Guidelines for Managing Household Employees
Last updated June 2021
The National Committee on Household Employment (NCHE), before it closed its doors, developed a set of standards and a model contract for employers and their household employees. The standards and contract were formulated in hopes of making employer-employee relationships more businesslike.
The guidelines below are taken from NCHE’s Code of Standards for Household Employment, with certain modifications made to reflect current circumstances.
Wages and Hours
The hourly wage should be no lower than the minimum wage, but where the cost of living is higher than average, wages should be raised accordingly. As of this writing, California’s minimum wage is $13 per hour for employers with 25 or fewer employees. The minimum wage will increase $1 per hour each year until it reaches $15 per hour in 2023.
Several Bay Area municipalities have minimum wages that are higher than the state’s, including Alameda ($15), Belmont ($15.90), Berkeley ($16.07), Cupertino ($15.65), El Cerrito ($15.61), Emeryville ($16.84), Fremont ($13.50), Hayward ($14), Los Altos ($15.65), Milpitas ($15.40), Mountain View ($16.30), Oakland ($14.36), Palo Alto ($15.65), Richmond ($15.21), San Francisco ($16.07), San Jose ($15.45), San Leandro ($15), San Mateo ($15.62), Santa Clara ($15.65), Santa Rosa ($15.20), and Sunnyvale ($16.30).
Higher wages should be paid for jobs requiring previously acquired training or special skills.
Wages and paydays should be agreed upon in advance.
Gifts of clothing and/or food should not be considered part of payment.
Any hours exceeding eight hours per day or 40 hours per week should be paid at 1.5 times the hourly rate. Hours exceeding 48 hours per week should be paid at double the hourly rate.
Social Security, income, and unemployment tax: Earnings should be reported and payments made in accordance with the laws for Social Security, unemployment insurance, and income taxes.
Sick leave: Employees working one day a week in one home should receive a minimum of one day of paid sick leave a year. Full-time employees should receive a minimum of five days paid sick leave a year.

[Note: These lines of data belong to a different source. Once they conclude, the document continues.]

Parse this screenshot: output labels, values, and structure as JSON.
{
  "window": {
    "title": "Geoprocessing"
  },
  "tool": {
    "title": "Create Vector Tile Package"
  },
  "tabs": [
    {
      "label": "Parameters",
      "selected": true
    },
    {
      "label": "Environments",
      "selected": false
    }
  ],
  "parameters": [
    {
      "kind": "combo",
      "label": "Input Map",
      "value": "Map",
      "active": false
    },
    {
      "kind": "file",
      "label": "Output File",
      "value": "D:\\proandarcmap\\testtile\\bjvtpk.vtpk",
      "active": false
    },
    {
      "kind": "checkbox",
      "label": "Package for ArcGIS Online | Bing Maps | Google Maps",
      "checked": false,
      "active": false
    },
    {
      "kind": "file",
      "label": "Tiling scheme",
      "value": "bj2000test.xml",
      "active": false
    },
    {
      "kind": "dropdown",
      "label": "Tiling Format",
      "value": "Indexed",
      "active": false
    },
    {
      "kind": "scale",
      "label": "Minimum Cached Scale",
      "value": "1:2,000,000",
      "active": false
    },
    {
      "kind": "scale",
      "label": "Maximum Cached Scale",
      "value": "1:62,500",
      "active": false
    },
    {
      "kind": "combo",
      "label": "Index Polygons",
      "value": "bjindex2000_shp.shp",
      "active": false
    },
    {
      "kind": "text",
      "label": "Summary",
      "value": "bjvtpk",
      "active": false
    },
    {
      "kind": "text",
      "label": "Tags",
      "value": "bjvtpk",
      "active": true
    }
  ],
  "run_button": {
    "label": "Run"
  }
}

Vacations: Full-time day or live-in workers should receive at least two weeks paid vacation after one year of service.
Employees working one day a week in one home should receive one day paid vacation for each six-month period worked.

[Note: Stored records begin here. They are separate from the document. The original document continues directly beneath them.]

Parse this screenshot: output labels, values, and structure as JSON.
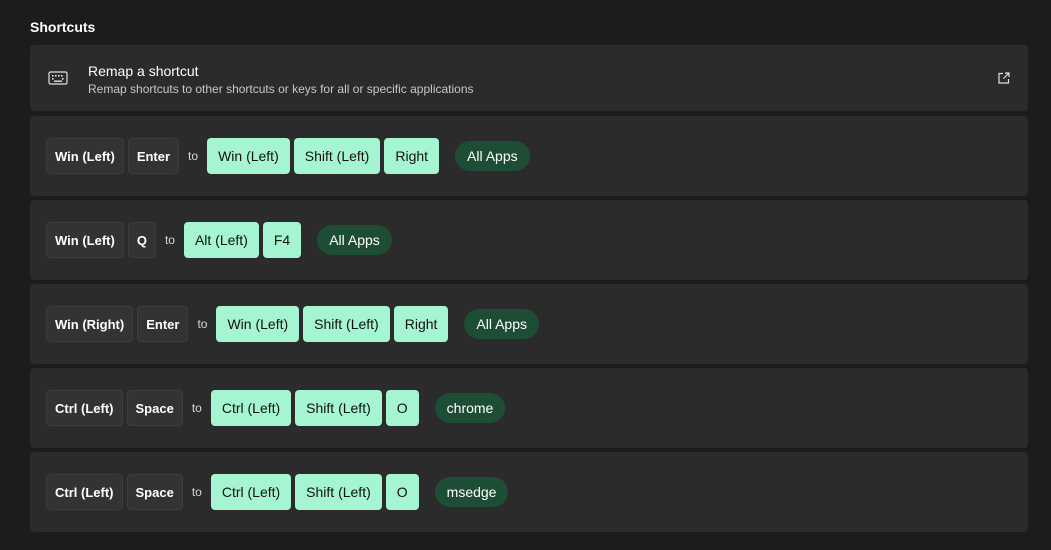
{
  "section": {
    "title": "Shortcuts"
  },
  "remap": {
    "title": "Remap a shortcut",
    "description": "Remap shortcuts to other shortcuts or keys for all or specific applications"
  },
  "to_label": "to",
  "rows": [
    {
      "source": [
        "Win (Left)",
        "Enter"
      ],
      "target": [
        "Win (Left)",
        "Shift (Left)",
        "Right"
      ],
      "app": "All Apps"
    },
    {
      "source": [
        "Win (Left)",
        "Q"
      ],
      "target": [
        "Alt (Left)",
        "F4"
      ],
      "app": "All Apps"
    },
    {
      "source": [
        "Win (Right)",
        "Enter"
      ],
      "target": [
        "Win (Left)",
        "Shift (Left)",
        "Right"
      ],
      "app": "All Apps"
    },
    {
      "source": [
        "Ctrl (Left)",
        "Space"
      ],
      "target": [
        "Ctrl (Left)",
        "Shift (Left)",
        "O"
      ],
      "app": "chrome"
    },
    {
      "source": [
        "Ctrl (Left)",
        "Space"
      ],
      "target": [
        "Ctrl (Left)",
        "Shift (Left)",
        "O"
      ],
      "app": "msedge"
    }
  ],
  "icons": {
    "remap": "keyboard-icon",
    "open": "external-link-icon"
  },
  "colors": {
    "background": "#1c1c1c",
    "card": "#2b2b2b",
    "source_key": "#333333",
    "target_key": "#a6f5d2",
    "app_pill": "#1e4d36"
  }
}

For longer service, there should be an agreed-upon increase in vacation time.
Holidays: Live-in workers should receive at least eight paid legal holidays per year.
Full-time, live-out employees should receive six holidays with pay per year.
A day worker working one day per week in one home should receive one paid legal holiday per year.
A written agreement between employer and employee should clearly define the duties of the position, including specific tasks and frequency of performance.
Time schedules should be agreed upon in advance of employment.
If an employer does not require the services of a day worker for the agreed-upon time, the employee should be notified at least one week in advance or else be compensated in full.
The employee has the responsibility of notifying the employer as soon as possible if he or she is unable to report to work.
Rest periods, meal times, phone privileges, and time off for private activities (such as religious observances or recreation for live-in employees) should be agreed upon in advance.
Appliances used for cleaning work should be efficient and safe, and should be used carefully.
Work and work relationships should be discussed periodically with the intent of improving efficiency and cooperation.
A professional working relationship should be maintained by both parties.